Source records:
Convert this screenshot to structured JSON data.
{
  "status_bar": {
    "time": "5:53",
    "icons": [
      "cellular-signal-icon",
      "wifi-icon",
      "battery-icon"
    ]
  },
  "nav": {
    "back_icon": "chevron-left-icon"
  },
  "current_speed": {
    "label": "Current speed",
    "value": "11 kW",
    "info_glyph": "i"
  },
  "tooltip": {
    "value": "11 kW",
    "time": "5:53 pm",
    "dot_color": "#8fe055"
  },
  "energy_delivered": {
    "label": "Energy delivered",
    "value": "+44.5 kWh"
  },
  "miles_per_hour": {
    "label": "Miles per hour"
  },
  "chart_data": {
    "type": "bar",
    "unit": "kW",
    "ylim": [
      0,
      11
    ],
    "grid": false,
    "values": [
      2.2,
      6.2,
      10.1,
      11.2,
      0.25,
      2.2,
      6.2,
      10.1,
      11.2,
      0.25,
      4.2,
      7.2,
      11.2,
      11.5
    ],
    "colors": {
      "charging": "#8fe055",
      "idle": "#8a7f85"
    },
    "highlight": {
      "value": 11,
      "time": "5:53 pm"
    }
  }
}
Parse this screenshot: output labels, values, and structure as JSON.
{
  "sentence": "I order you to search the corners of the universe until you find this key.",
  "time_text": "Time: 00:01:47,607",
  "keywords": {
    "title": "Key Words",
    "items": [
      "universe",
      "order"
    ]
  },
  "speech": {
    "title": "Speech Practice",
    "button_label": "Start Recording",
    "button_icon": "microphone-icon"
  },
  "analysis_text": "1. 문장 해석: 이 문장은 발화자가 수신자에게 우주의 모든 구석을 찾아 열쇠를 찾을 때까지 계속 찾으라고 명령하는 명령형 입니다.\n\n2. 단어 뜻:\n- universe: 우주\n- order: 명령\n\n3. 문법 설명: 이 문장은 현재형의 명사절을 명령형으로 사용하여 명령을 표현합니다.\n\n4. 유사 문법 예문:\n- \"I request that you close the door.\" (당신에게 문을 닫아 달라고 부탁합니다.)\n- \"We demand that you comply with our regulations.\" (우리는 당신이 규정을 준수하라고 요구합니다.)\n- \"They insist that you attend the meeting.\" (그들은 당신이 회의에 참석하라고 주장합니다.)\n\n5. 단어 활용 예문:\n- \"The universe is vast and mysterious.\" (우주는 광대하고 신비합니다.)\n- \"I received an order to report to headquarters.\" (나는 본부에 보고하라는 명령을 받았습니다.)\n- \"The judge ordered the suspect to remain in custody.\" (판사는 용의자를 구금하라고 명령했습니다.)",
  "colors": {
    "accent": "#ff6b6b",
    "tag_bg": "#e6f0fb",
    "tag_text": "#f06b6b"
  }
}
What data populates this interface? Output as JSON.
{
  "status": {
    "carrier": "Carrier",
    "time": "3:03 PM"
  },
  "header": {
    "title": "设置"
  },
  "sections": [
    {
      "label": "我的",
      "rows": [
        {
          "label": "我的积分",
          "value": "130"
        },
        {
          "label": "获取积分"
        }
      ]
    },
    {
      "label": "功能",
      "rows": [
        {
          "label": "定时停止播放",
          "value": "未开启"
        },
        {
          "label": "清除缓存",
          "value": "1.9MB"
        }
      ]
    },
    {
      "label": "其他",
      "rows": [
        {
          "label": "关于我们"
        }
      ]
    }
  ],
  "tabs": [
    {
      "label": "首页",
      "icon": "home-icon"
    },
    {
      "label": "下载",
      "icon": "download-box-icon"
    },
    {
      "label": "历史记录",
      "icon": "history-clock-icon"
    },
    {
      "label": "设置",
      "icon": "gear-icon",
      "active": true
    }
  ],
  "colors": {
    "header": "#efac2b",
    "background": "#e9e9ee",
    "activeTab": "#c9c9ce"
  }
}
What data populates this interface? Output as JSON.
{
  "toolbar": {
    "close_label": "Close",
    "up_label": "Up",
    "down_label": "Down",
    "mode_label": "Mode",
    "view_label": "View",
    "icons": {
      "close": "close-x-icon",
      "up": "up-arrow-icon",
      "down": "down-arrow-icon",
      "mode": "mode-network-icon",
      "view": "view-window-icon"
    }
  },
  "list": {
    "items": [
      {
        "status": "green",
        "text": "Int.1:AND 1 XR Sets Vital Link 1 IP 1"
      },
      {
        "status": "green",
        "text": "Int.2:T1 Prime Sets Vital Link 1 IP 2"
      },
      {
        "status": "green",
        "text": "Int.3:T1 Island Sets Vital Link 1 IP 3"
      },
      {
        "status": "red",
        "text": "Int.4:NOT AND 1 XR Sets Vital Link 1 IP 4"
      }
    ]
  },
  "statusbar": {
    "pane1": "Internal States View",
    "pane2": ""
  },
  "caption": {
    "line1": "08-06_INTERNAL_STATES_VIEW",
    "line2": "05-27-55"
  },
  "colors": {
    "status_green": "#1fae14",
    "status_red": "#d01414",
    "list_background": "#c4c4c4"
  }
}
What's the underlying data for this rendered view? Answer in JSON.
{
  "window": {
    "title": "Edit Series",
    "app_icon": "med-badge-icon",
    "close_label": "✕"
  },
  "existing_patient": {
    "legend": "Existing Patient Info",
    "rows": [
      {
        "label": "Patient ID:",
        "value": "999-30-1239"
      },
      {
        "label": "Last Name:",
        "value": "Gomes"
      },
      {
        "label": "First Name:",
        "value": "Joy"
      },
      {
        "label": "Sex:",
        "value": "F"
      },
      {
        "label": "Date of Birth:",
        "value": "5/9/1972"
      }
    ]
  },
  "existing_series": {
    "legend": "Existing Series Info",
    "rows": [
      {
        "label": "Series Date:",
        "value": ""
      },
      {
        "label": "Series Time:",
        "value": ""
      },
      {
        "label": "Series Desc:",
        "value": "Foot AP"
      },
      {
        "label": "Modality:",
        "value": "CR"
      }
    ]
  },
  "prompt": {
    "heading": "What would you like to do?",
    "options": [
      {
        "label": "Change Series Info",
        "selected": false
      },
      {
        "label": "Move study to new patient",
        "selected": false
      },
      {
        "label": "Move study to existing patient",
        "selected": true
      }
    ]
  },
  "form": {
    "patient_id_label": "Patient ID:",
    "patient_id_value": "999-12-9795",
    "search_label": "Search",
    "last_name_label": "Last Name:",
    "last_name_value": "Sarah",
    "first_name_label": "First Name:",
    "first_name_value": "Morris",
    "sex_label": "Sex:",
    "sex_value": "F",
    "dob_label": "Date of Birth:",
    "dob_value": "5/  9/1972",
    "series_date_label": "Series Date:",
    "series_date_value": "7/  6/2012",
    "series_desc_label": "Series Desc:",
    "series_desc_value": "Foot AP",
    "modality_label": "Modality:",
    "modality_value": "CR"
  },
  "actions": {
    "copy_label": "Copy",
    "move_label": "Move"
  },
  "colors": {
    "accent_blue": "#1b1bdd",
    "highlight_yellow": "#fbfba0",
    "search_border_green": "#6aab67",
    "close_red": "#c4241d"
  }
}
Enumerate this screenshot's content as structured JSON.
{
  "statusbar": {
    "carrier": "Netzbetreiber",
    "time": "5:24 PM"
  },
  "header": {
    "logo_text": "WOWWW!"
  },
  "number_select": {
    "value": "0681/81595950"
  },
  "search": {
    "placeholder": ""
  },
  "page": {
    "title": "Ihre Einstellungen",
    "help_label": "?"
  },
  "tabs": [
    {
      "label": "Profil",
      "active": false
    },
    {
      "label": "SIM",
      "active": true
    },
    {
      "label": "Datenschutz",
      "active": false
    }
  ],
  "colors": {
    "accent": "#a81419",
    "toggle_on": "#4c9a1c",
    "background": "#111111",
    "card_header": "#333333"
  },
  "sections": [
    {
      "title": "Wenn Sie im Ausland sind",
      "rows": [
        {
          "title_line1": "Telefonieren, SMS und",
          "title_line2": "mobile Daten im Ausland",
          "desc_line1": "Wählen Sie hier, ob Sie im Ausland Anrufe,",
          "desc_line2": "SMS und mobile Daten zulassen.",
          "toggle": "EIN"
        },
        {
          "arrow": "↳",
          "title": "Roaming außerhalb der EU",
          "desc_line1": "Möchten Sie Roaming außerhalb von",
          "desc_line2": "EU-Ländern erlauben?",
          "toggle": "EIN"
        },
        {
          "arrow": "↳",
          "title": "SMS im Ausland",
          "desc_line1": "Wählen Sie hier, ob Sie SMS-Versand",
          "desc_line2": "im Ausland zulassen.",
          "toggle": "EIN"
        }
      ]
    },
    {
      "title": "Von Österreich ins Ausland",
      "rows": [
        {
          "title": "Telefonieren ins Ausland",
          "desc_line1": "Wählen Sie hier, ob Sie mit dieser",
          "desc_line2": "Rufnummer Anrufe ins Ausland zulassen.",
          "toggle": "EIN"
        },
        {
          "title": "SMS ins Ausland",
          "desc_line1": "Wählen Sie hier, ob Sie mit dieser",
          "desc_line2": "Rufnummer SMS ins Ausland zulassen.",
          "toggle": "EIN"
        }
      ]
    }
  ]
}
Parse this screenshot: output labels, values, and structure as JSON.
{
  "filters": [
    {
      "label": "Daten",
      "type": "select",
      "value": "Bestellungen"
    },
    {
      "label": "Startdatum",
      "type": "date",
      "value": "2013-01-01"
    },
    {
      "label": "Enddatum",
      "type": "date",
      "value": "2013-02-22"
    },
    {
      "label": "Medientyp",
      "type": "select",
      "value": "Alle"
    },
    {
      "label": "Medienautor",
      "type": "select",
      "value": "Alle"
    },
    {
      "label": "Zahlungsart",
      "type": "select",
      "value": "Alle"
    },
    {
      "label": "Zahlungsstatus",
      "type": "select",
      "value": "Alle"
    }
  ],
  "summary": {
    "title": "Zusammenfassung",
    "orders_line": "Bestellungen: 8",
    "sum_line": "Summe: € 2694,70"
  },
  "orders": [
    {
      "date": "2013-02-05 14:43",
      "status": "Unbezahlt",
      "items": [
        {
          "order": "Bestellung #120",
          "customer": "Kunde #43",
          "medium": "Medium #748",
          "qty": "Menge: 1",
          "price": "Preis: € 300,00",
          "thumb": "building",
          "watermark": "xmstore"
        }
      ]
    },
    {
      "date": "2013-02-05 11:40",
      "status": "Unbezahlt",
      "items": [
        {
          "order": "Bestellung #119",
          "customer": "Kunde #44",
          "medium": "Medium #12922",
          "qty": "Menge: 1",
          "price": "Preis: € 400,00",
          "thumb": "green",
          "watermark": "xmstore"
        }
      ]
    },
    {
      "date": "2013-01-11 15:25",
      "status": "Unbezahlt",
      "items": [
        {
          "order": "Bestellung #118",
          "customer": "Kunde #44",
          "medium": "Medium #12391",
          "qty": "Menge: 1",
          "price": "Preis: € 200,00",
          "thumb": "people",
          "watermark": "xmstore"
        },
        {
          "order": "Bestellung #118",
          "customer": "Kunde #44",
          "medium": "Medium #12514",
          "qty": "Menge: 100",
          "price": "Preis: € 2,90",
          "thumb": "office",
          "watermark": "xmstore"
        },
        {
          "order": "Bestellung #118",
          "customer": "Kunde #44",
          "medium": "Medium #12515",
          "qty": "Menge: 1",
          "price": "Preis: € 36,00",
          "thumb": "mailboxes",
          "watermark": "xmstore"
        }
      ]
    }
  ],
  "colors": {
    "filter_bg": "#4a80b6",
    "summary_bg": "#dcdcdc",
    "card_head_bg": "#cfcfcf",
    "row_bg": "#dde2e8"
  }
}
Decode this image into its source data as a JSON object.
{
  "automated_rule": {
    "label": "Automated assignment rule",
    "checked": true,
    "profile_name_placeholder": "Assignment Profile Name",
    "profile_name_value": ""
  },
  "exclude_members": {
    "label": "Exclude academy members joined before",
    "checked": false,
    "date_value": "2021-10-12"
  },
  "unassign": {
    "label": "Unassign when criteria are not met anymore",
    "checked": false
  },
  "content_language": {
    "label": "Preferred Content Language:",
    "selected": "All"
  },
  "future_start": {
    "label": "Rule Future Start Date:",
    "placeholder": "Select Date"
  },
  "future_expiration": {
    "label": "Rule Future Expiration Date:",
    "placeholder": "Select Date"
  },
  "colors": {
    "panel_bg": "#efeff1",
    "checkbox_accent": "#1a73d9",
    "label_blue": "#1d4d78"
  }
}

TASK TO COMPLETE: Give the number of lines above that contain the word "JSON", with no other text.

EXERCISE OUTPUT: 8